Beyond the Tutorial – A word about trading styles

  • By Tom Cleveland

  • October 17, 2018
  • 9:38 pm BST

What is your personal style? Are you an extroverted person who prefers fast-paced activities that engage your mind, or are you an introverted person who enjoys studying a topic and approaching activities on a more gradual basis? Of course, these are the two extremes of personality types, and we all fall somewhere in between, possessing some of each at one time or another. However, if we lean more to one way or the other, then there is a trading style that will come close to matching our personality characteristics for trading any item in real time.

For example, here are three basic trading styles:

Short Timeframe

Day traders attempt to enter and exit the market frequently during the day while holding positions that can last seconds, minutes or hours, but are never held open after the market closes. The goal is to react quickly to achieve small gains, but avoid major swings in price direction. Constant market monitoring is a given with this style. You may hear of “scalping techniques” when reviewing this style. Scalpers tend to rely solely on technical analysis to guide their quick-paced trading plans and enjoy this high-stress, high-activity trading regimen. They may open and close as many as one hundred transactions on any given day. Scalping is extremely risky and not all brokers support it.

Mid-Term Timeframe

Commonly referred to as “swing trading”, this approach is not day trading. Swing traders attempt to identify and profit from intermediate swings in price that can last anywhere from a few days to a few weeks. These traders will most likely use a combination of fundamental and technical analysis to guide their entries and exits, and they also prefer to be patient and not sit glued to their trading desk all day. Swing traders may have several open positions at once, but the average holding period tends to be one to four days.

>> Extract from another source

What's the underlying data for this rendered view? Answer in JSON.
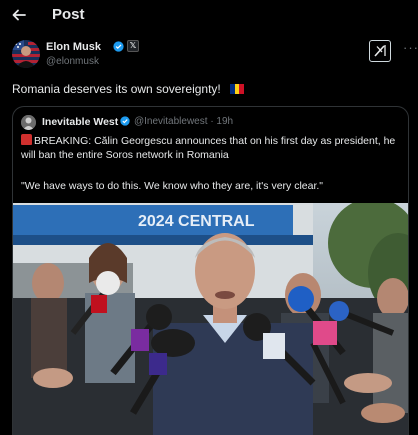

Long-term Timeframe

In this case, traders are seeking trends that may evolve over months, based on a studious analysis of economic fundamentals and their interpretation of where the economy is headed and how that may affect prices. You may hear this style described as “Position Trading”. It is the closest trading style that resembles what value investors typically do with their “Buy-and-Hold” long-term strategies, which may ignore short-term market volatility

As you can see, trading styles vary over a time period, which is part of the selection criteria for how you will want to trade. You will need to “know thyself” to determine the proper blend of activity, research, and patience to find a trading style that feels most comfortable for you. Many traders have often said that you trade with your stomach, not with your brain, an indication that if your gut is tied up in knots, then perhaps, your trading style may need to be moderated. All investment styles are about one’s ability to tolerate risk. If you are losing sleep at night, then you may want to gear back a little on your trading activity level.